Work item
Would you please write out the records below exactly as they appear?

----------

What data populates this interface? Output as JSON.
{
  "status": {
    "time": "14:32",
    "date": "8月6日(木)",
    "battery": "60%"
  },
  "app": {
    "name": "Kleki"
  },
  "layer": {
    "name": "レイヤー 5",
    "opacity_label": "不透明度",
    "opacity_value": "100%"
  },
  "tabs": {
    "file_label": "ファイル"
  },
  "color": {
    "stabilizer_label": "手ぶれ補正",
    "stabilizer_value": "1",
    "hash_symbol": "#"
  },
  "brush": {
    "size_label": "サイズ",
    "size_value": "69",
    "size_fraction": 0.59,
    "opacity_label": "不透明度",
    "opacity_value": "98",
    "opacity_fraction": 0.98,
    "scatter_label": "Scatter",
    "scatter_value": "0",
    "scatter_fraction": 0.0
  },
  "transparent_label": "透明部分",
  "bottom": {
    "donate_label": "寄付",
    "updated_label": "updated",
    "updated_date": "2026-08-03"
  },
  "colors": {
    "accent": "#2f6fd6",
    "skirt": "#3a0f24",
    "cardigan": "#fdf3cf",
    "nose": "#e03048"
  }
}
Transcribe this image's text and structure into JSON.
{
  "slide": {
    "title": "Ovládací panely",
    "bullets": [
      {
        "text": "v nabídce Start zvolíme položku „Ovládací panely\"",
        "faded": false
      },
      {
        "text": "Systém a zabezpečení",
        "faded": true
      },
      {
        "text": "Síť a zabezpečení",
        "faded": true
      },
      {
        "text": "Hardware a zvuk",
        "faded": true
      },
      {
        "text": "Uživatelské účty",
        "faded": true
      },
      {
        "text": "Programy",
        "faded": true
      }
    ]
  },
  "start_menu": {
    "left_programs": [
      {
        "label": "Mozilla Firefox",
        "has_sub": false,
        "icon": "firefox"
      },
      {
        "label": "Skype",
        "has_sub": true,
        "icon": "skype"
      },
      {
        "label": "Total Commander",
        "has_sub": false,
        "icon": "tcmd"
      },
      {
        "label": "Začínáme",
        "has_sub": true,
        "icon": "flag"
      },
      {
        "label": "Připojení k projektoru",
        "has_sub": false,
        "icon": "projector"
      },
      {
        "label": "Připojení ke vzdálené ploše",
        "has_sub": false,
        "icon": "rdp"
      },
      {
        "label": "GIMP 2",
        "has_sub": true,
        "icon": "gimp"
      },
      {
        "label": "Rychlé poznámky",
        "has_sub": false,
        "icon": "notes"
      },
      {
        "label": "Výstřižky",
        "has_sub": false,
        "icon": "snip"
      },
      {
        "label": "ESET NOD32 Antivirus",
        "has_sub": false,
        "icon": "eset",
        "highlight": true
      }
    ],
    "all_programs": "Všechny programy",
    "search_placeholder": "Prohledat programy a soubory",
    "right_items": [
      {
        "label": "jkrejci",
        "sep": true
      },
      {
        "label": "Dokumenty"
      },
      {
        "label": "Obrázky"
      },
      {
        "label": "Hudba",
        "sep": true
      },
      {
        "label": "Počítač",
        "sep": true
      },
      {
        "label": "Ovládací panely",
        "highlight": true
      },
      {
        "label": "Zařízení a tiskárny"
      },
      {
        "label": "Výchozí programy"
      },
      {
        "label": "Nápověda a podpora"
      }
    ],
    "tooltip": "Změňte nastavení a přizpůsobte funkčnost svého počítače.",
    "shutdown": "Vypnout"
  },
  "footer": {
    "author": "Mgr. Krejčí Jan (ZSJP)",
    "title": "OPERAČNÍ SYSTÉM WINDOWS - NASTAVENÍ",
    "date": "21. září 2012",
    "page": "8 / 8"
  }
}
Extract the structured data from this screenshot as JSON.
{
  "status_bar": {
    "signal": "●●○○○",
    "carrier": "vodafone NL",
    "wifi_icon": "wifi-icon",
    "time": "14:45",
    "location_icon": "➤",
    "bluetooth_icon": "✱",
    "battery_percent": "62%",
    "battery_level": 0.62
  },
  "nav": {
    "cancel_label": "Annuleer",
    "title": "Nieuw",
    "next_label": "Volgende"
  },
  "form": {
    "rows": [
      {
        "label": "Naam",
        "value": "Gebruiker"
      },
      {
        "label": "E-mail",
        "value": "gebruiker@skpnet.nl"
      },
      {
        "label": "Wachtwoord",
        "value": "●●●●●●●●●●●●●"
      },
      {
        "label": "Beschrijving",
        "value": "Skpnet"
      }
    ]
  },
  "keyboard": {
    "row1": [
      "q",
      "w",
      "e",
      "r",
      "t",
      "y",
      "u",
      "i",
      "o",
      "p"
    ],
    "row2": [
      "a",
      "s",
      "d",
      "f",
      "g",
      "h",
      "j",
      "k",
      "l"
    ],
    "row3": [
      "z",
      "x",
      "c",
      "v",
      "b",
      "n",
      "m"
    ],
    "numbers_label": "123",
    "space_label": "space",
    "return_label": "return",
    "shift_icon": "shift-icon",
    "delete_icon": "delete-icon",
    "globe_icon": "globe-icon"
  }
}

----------

Final answer
What data populates this interface? Output as JSON.
{
  "status": {
    "time": "14:32",
    "date": "8月6日(木)",
    "battery": "60%"
  },
  "app": {
    "name": "Kleki"
  },
  "layer": {
    "name": "レイヤー 5",
    "opacity_label": "不透明度",
    "opacity_value": "100%"
  },
  "tabs": {
    "file_label": "ファイル"
  },
  "color": {
    "stabilizer_label": "手ぶれ補正",
    "stabilizer_value": "1",
    "hash_symbol": "#"
  },
  "brush": {
    "size_label": "サイズ",
    "size_value": "69",
    "size_fraction": 0.59,
    "opacity_label": "不透明度",
    "opacity_value": "98",
    "opacity_fraction": 0.98,
    "scatter_label": "Scatter",
    "scatter_value": "0",
    "scatter_fraction": 0.0
  },
  "transparent_label": "透明部分",
  "bottom": {
    "donate_label": "寄付",
    "updated_label": "updated",
    "updated_date": "2026-08-03"
  },
  "colors": {
    "accent": "#2f6fd6",
    "skirt": "#3a0f24",
    "cardigan": "#fdf3cf",
    "nose": "#e03048"
  }
}
Transcribe this image's text and structure into JSON.
{
  "slide": {
    "title": "Ovládací panely",
    "bullets": [
      {
        "text": "v nabídce Start zvolíme položku „Ovládací panely\"",
        "faded": false
      },
      {
        "text": "Systém a zabezpečení",
        "faded": true
      },
      {
        "text": "Síť a zabezpečení",
        "faded": true
      },
      {
        "text": "Hardware a zvuk",
        "faded": true
      },
      {
        "text": "Uživatelské účty",
        "faded": true
      },
      {
        "text": "Programy",
        "faded": true
      }
    ]
  },
  "start_menu": {
    "left_programs": [
      {
        "label": "Mozilla Firefox",
        "has_sub": false,
        "icon": "firefox"
      },
      {
        "label": "Skype",
        "has_sub": true,
        "icon": "skype"
      },
      {
        "label": "Total Commander",
        "has_sub": false,
        "icon": "tcmd"
      },
      {
        "label": "Začínáme",
        "has_sub": true,
        "icon": "flag"
      },
      {
        "label": "Připojení k projektoru",
        "has_sub": false,
        "icon": "projector"
      },
      {
        "label": "Připojení ke vzdálené ploše",
        "has_sub": false,
        "icon": "rdp"
      },
      {
        "label": "GIMP 2",
        "has_sub": true,
        "icon": "gimp"
      },
      {
        "label": "Rychlé poznámky",
        "has_sub": false,
        "icon": "notes"
      },
      {
        "label": "Výstřižky",
        "has_sub": false,
        "icon": "snip"
      },
      {
        "label": "ESET NOD32 Antivirus",
        "has_sub": false,
        "icon": "eset",
        "highlight": true
      }
    ],
    "all_programs": "Všechny programy",
    "search_placeholder": "Prohledat programy a soubory",
    "right_items": [
      {
        "label": "jkrejci",
        "sep": true
      },
      {
        "label": "Dokumenty"
      },
      {
        "label": "Obrázky"
      },
      {
        "label": "Hudba",
        "sep": true
      },
      {
        "label": "Počítač",
        "sep": true
      },
      {
        "label": "Ovládací panely",
        "highlight": true
      },
      {
        "label": "Zařízení a tiskárny"
      },
      {
        "label": "Výchozí programy"
      },
      {
        "label": "Nápověda a podpora"
      }
    ],
    "tooltip": "Změňte nastavení a přizpůsobte funkčnost svého počítače.",
    "shutdown": "Vypnout"
  },
  "footer": {
    "author": "Mgr. Krejčí Jan (ZSJP)",
    "title": "OPERAČNÍ SYSTÉM WINDOWS - NASTAVENÍ",
    "date": "21. září 2012",
    "page": "8 / 8"
  }
}
Extract the structured data from this screenshot as JSON.
{
  "status_bar": {
    "signal": "●●○○○",
    "carrier": "vodafone NL",
    "wifi_icon": "wifi-icon",
    "time": "14:45",
    "location_icon": "➤",
    "bluetooth_icon": "✱",
    "battery_percent": "62%",
    "battery_level": 0.62
  },
  "nav": {
    "cancel_label": "Annuleer",
    "title": "Nieuw",
    "next_label": "Volgende"
  },
  "form": {
    "rows": [
      {
        "label": "Naam",
        "value": "Gebruiker"
      },
      {
        "label": "E-mail",
        "value": "gebruiker@skpnet.nl"
      },
      {
        "label": "Wachtwoord",
        "value": "●●●●●●●●●●●●●"
      },
      {
        "label": "Beschrijving",
        "value": "Skpnet"
      }
    ]
  },
  "keyboard": {
    "row1": [
      "q",
      "w",
      "e",
      "r",
      "t",
      "y",
      "u",
      "i",
      "o",
      "p"
    ],
    "row2": [
      "a",
      "s",
      "d",
      "f",
      "g",
      "h",
      "j",
      "k",
      "l"
    ],
    "row3": [
      "z",
      "x",
      "c",
      "v",
      "b",
      "n",
      "m"
    ],
    "numbers_label": "123",
    "space_label": "space",
    "return_label": "return",
    "shift_icon": "shift-icon",
    "delete_icon": "delete-icon",
    "globe_icon": "globe-icon"
  }
}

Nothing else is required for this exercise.